Saudi Arabia’s clamping on corrupt officials, including princes and ministers, has put this Gulf nation on the forefront of the battle to refurbish the decades-old system.
Undoubtedly it was a decisive action of Saudi Arabia’s Crown Prince Mohammed bin Salman to detain dozens of princes, businessmen and senior officials on the charges of corruption. Later on their bank accounts were also stalled to ensure complete transparency during the ongoing probe.
Will Saudi Economy slow down?
Some of the detainees include big names, who have invested money in diverse portfolios. And there are reports that banks are shying away financing the projects of the companies that are being run by these detained individuals. Therefore there are apprehensions that, in the long run, this could slow down the business activity in the Kingdom.
However, the Riyadh government has made clear that it would not adversely affect the economy because probing officials are only targeting corrupt individuals, not their companies. And the companies can continue to run their businesses as usual.
“Saudi government is supporting the companies of detained individuals in every sense. There is no negative impact on their business at all,” a Saudi-based businessman, who was in Dubai recently to attend a conference, told TRENDS (sister-publication of AMEinfo), requesting not to be named.

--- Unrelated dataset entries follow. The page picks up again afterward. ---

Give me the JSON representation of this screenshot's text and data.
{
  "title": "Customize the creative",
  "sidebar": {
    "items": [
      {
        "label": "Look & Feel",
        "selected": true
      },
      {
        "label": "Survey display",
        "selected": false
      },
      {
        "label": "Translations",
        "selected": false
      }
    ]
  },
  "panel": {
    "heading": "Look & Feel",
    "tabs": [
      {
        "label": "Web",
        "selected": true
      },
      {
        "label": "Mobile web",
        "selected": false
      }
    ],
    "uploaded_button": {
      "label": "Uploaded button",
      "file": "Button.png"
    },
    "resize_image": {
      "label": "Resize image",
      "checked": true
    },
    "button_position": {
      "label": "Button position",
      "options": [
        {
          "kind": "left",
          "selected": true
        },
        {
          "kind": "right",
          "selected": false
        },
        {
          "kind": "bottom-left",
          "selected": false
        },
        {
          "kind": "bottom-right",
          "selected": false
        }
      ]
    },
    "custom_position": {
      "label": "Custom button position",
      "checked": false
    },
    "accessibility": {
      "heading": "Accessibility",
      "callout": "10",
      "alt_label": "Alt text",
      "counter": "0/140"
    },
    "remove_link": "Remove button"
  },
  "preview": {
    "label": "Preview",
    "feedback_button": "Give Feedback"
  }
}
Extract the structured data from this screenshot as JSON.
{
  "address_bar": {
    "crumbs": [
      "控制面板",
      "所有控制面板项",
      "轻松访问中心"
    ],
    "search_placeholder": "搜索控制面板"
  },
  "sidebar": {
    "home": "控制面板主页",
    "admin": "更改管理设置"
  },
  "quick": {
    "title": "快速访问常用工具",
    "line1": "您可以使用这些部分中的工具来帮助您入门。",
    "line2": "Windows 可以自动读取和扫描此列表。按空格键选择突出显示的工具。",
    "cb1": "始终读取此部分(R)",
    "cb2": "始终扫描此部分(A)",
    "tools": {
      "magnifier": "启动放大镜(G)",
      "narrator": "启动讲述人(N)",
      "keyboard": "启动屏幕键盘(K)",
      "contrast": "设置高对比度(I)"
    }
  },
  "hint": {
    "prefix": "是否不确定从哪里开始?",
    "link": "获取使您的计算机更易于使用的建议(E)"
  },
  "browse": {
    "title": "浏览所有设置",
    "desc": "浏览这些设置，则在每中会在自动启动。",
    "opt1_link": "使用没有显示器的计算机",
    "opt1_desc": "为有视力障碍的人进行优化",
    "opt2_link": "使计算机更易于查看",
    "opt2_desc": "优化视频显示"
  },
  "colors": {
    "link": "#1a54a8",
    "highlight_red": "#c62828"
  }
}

Banks saying no to tainted officials’ companies
There are reports that Banks are refraining to extend any financial support to finance the new projects of the tainted businessmen.
Reuters reported, while quoting bank sources, that Kingdom Holding’s plan to borrow money to fund new investments has stalled because owner Prince Alwaleed bin Talal has been detained in Saudi Arabia’s anti-corruption crackdown. Kingdom 4280.SE had approached banks to obtain the loan, but the financing plan has been held up because the lenders are worried about potential repercussions if they lend to the prince’s company.
Kingdom Holding is a leading Saudi investment firm with stakes in key real estate properties including New York’s Plaza Hotel and London’s Savoy Hotel.
Negative notions in long run
According to Reuters, over 2000 bank accounts have been frozen by investigators. It they are kept frozen for long then there could be some negative implications in long run.
In its latest report, debt rating agency Moody’s said these actions are credit negative for Saudi banks, in the wake of their huge reliance on such deposits.
Looking for safe havens
Meanwhile, there are reports that some of the top-notch Saudi individuals have started looking forward to diversify their investments in safe locales and adopt entirely new corporate structures. This is to ensure that their wealth and assets would stay somewhat safe even when there is crackdown on them by the anti-corruption commission’s sleuths
“Wealthy Saudis are seeking to restructure their businesses to ring fence assets in case authorities widen their declared crackdown on corruption, according to three people with knowledge of the matter,” reported Bloomberg.
There is a widespread fear among rich Saudi businessmen and families that the scope of this purge will be widened in the coming months.